November 4th 2017 10am-4pm

The festival will go on rain or shine.

Join us for our 13th annual festival!

This juried event showcases more than 40 master potters, with many demonstrations in a variety of techniques.

Come see why it's become a top arts event in the mountains, attended annually by several thousand aficionados of pottery.

 

Come out for the 2016 Clay Olympics on Friday November 4 from 1-3pm outside Treehouse Pottery

Witness the battle for ceramic supremacy!


Progress during the widest bowl competition

Progress during the widest bowl competition



Delfield Edges Reinert in 2013 WNC Clay Olympics

In the closest battle in WNC Clay Olympics history, Elise Delfield of Pincu Pottery in Bryson City, N.C., emerged victorious in the 2013 competition.

Delfield edged perennial contender Jim Reinert of Reinert Pottery in Owosso, Mich., in a two-person throw off for overall champion.
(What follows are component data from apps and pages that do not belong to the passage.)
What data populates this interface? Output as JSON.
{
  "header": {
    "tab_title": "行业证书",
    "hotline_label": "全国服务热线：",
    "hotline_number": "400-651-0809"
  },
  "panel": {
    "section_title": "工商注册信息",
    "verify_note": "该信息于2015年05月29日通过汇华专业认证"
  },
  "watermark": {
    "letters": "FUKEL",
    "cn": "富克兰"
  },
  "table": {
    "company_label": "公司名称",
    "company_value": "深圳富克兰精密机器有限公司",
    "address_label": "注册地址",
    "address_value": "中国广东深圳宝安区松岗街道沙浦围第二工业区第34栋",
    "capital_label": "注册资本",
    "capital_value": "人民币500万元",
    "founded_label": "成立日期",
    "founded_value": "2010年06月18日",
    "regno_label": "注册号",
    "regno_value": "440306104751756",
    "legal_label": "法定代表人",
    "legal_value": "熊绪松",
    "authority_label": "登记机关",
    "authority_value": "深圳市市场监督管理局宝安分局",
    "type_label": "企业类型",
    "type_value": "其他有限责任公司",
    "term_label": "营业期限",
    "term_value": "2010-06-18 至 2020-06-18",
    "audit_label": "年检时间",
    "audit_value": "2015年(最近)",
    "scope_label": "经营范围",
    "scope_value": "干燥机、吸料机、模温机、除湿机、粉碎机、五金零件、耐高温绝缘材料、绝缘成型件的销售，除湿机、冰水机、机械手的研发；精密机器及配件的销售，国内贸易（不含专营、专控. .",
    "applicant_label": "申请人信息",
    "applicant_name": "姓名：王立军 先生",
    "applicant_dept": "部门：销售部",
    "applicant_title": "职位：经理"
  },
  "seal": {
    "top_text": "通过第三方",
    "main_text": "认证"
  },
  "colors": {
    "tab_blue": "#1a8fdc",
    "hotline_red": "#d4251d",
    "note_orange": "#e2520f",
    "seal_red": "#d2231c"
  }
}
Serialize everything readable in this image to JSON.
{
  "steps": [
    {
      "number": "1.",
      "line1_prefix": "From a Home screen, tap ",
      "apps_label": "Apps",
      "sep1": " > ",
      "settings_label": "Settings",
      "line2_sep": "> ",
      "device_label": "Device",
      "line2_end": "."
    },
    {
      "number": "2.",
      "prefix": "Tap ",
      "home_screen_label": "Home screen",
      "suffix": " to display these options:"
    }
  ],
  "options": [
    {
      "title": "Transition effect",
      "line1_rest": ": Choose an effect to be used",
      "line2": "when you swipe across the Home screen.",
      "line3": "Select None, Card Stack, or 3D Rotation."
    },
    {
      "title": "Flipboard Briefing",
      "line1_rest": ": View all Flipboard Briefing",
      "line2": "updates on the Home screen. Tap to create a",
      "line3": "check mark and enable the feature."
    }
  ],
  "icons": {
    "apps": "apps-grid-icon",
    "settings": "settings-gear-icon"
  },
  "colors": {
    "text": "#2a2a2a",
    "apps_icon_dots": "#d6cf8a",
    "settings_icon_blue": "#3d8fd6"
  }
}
The event took place Friday, Nov. 1, 2013, at Tree House Pottery in Dillsboro, N.C.

Delfield used 10 pounds of clay to create the largest bottle in the seven-minute throw off. She also captured top honors in the widest bowl event, with a bowl measuring 17.5 inches in diameter.

Reinert, who won three straight WNC Clay Olympics titles from 2009-2011, captured first place in the blindfolded competiton with a 10-inch cylinder.
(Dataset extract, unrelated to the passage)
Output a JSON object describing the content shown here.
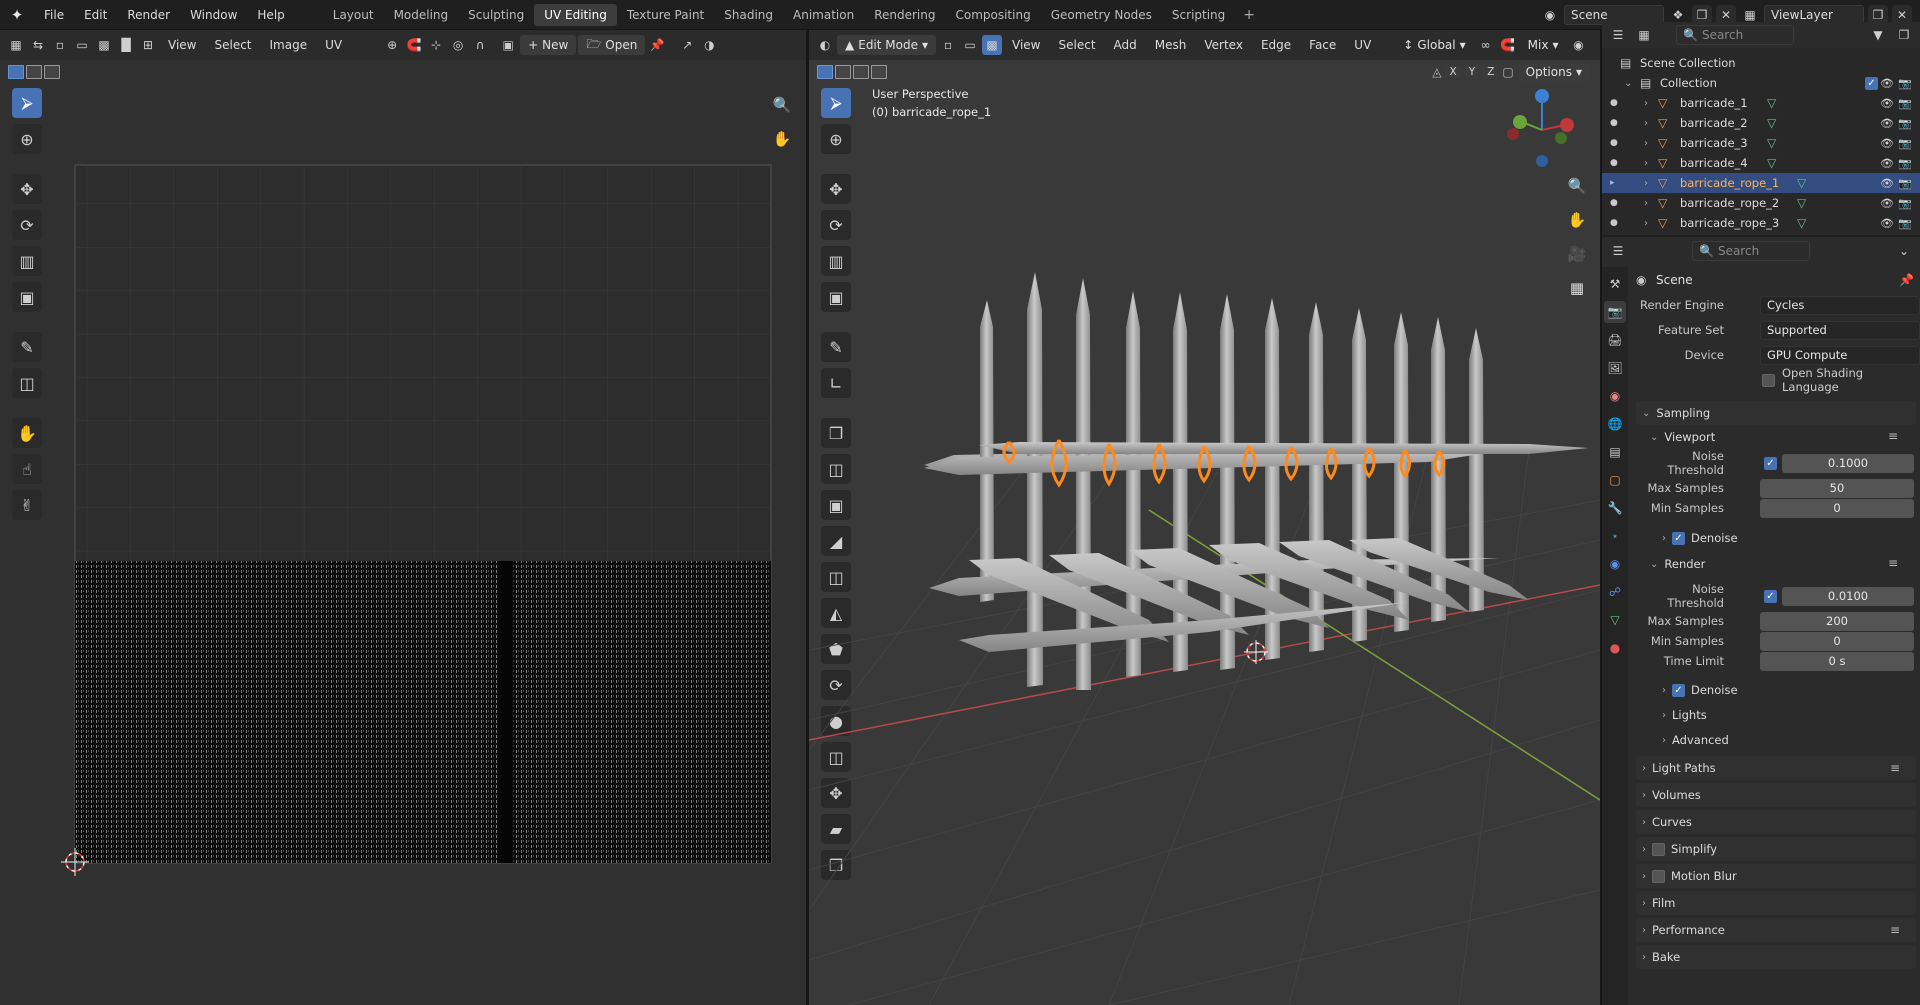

Meanwhile, Tom Seelos of Marietta, Ga., took first-place honors in the tallest cylinder competition. His cylinder measured 16.5 inches.

The Olympics were added to the WNC Pottery Festival in 2009 and have become an important part of the festivities. This old-fashioned "throw down" is open to the first 20 potters who register by Oct. 1.

The contestants compete in three categories: (1) Largest cylinder out of five pounds clay; (2) Widest bowl out of five pounds clay; and (3) Blind-folded two-pound, two-minute throwing contest.

Contestants line up four at a time and battle against each other. The competition is sponsored by Stone Mountain Clay of Atlanta, Ga. Stone Mountain provides clay for the games (and all show demonstrations).

Most potters spend endless hours in the privacy of their studios. Competing on a stage in front of a crowd is a new experience, The games bring potters and fans together for a fun and personal experience that is unique and loved by both the potters and the audience alike.”
— Travis Berning